[Items from a dataset]
++++++++++++++++++++

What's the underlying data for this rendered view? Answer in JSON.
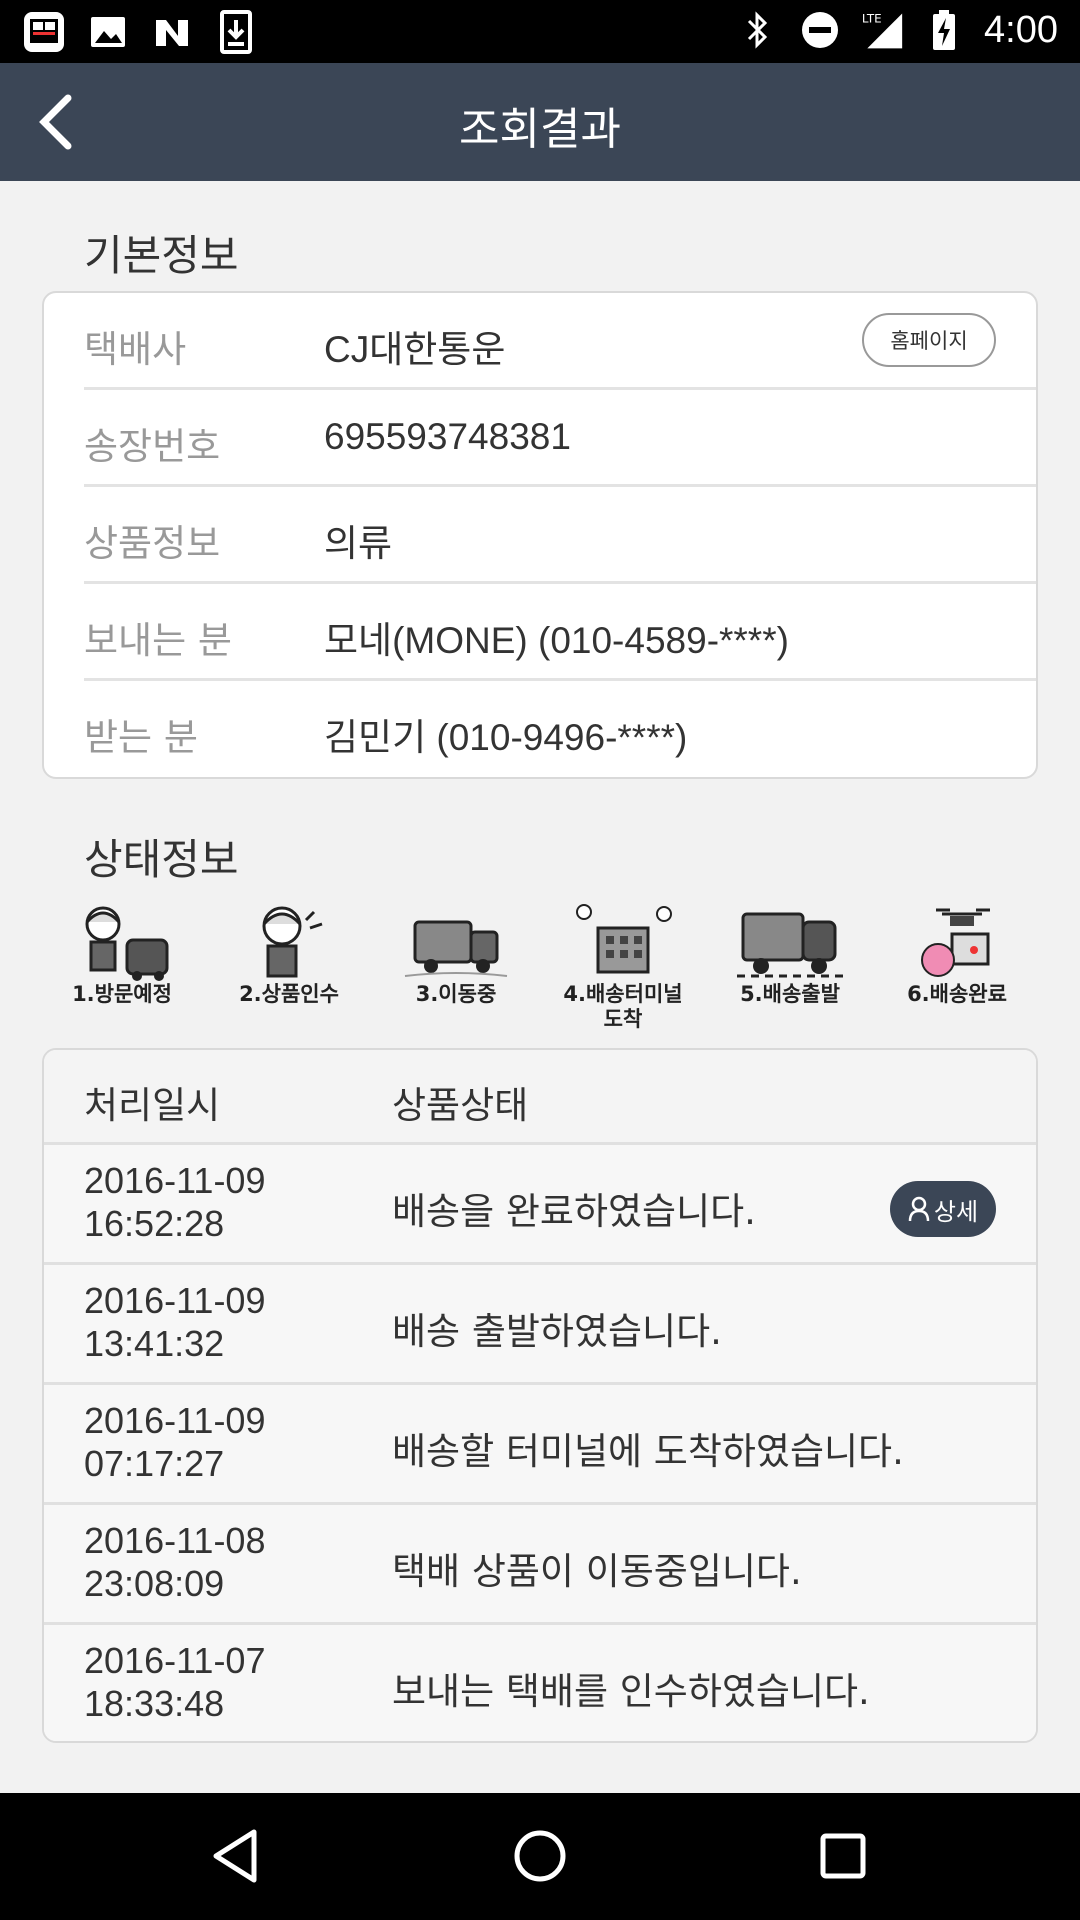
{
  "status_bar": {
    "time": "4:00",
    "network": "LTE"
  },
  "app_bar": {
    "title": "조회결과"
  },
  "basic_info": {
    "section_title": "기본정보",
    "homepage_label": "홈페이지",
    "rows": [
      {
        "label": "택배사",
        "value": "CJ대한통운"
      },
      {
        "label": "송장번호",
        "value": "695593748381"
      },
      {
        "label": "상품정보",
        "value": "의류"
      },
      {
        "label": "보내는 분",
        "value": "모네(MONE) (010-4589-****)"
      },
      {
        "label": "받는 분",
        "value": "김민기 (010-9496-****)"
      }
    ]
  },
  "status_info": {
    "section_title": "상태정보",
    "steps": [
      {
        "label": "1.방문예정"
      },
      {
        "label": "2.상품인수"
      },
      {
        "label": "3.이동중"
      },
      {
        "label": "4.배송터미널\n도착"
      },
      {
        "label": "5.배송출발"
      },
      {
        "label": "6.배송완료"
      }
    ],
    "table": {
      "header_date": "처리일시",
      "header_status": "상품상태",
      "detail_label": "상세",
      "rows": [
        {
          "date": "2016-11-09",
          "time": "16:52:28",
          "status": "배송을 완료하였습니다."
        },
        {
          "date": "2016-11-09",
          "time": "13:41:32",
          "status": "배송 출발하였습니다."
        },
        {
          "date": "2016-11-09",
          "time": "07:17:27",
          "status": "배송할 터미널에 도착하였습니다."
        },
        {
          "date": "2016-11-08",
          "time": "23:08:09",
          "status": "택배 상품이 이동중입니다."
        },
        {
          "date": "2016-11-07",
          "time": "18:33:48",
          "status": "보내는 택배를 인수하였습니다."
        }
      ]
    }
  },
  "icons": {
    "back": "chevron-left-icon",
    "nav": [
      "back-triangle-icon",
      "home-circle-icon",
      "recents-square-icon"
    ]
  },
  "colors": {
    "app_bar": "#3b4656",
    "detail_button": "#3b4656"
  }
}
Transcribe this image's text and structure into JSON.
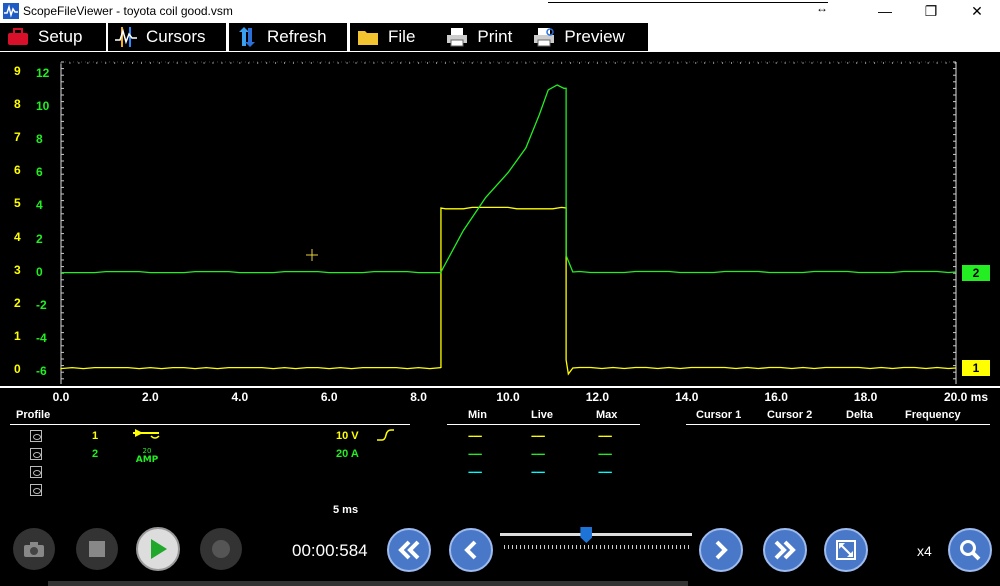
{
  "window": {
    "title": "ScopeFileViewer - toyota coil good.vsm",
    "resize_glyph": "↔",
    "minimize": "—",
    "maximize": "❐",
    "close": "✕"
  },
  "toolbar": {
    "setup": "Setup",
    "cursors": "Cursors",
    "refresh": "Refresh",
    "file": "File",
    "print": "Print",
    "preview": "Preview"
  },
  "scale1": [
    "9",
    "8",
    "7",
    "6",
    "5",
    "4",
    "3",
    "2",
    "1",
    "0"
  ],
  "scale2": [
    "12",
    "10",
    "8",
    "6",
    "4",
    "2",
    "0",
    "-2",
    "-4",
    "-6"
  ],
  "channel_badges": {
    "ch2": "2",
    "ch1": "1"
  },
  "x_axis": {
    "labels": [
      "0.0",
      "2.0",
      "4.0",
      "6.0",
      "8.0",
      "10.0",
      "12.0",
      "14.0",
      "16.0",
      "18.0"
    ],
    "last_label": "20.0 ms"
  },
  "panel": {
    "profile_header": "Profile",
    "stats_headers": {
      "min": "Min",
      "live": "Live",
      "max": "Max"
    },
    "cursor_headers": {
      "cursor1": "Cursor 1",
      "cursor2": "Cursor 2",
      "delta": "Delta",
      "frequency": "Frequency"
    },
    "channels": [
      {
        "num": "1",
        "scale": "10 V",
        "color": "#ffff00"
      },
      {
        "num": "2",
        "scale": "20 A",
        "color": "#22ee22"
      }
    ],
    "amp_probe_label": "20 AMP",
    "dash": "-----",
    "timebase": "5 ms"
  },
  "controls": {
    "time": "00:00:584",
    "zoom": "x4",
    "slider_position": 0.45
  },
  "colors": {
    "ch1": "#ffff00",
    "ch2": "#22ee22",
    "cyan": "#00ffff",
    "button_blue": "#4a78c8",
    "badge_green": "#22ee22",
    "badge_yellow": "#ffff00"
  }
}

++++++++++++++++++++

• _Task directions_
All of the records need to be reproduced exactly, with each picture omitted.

• _Result of the task_
What's the underlying data for this rendered view? Answer in JSON.
{
  "status_bar": {
    "time": "4:00",
    "network": "LTE"
  },
  "app_bar": {
    "title": "조회결과"
  },
  "basic_info": {
    "section_title": "기본정보",
    "homepage_label": "홈페이지",
    "rows": [
      {
        "label": "택배사",
        "value": "CJ대한통운"
      },
      {
        "label": "송장번호",
        "value": "695593748381"
      },
      {
        "label": "상품정보",
        "value": "의류"
      },
      {
        "label": "보내는 분",
        "value": "모네(MONE) (010-4589-****)"
      },
      {
        "label": "받는 분",
        "value": "김민기 (010-9496-****)"
      }
    ]
  },
  "status_info": {
    "section_title": "상태정보",
    "steps": [
      {
        "label": "1.방문예정"
      },
      {
        "label": "2.상품인수"
      },
      {
        "label": "3.이동중"
      },
      {
        "label": "4.배송터미널\n도착"
      },
      {
        "label": "5.배송출발"
      },
      {
        "label": "6.배송완료"
      }
    ],
    "table": {
      "header_date": "처리일시",
      "header_status": "상품상태",
      "detail_label": "상세",
      "rows": [
        {
          "date": "2016-11-09",
          "time": "16:52:28",
          "status": "배송을 완료하였습니다."
        },
        {
          "date": "2016-11-09",
          "time": "13:41:32",
          "status": "배송 출발하였습니다."
        },
        {
          "date": "2016-11-09",
          "time": "07:17:27",
          "status": "배송할 터미널에 도착하였습니다."
        },
        {
          "date": "2016-11-08",
          "time": "23:08:09",
          "status": "택배 상품이 이동중입니다."
        },
        {
          "date": "2016-11-07",
          "time": "18:33:48",
          "status": "보내는 택배를 인수하였습니다."
        }
      ]
    }
  },
  "icons": {
    "back": "chevron-left-icon",
    "nav": [
      "back-triangle-icon",
      "home-circle-icon",
      "recents-square-icon"
    ]
  },
  "colors": {
    "app_bar": "#3b4656",
    "detail_button": "#3b4656"
  }
}
Transcribe this image's text and structure into JSON.
{
  "window": {
    "title": "ScopeFileViewer - toyota coil good.vsm",
    "resize_glyph": "↔",
    "minimize": "—",
    "maximize": "❐",
    "close": "✕"
  },
  "toolbar": {
    "setup": "Setup",
    "cursors": "Cursors",
    "refresh": "Refresh",
    "file": "File",
    "print": "Print",
    "preview": "Preview"
  },
  "scale1": [
    "9",
    "8",
    "7",
    "6",
    "5",
    "4",
    "3",
    "2",
    "1",
    "0"
  ],
  "scale2": [
    "12",
    "10",
    "8",
    "6",
    "4",
    "2",
    "0",
    "-2",
    "-4",
    "-6"
  ],
  "channel_badges": {
    "ch2": "2",
    "ch1": "1"
  },
  "x_axis": {
    "labels": [
      "0.0",
      "2.0",
      "4.0",
      "6.0",
      "8.0",
      "10.0",
      "12.0",
      "14.0",
      "16.0",
      "18.0"
    ],
    "last_label": "20.0 ms"
  },
  "panel": {
    "profile_header": "Profile",
    "stats_headers": {
      "min": "Min",
      "live": "Live",
      "max": "Max"
    },
    "cursor_headers": {
      "cursor1": "Cursor 1",
      "cursor2": "Cursor 2",
      "delta": "Delta",
      "frequency": "Frequency"
    },
    "channels": [
      {
        "num": "1",
        "scale": "10 V",
        "color": "#ffff00"
      },
      {
        "num": "2",
        "scale": "20 A",
        "color": "#22ee22"
      }
    ],
    "amp_probe_label": "20 AMP",
    "dash": "-----",
    "timebase": "5 ms"
  },
  "controls": {
    "time": "00:00:584",
    "zoom": "x4",
    "slider_position": 0.45
  },
  "colors": {
    "ch1": "#ffff00",
    "ch2": "#22ee22",
    "cyan": "#00ffff",
    "button_blue": "#4a78c8",
    "badge_green": "#22ee22",
    "badge_yellow": "#ffff00"
  }
}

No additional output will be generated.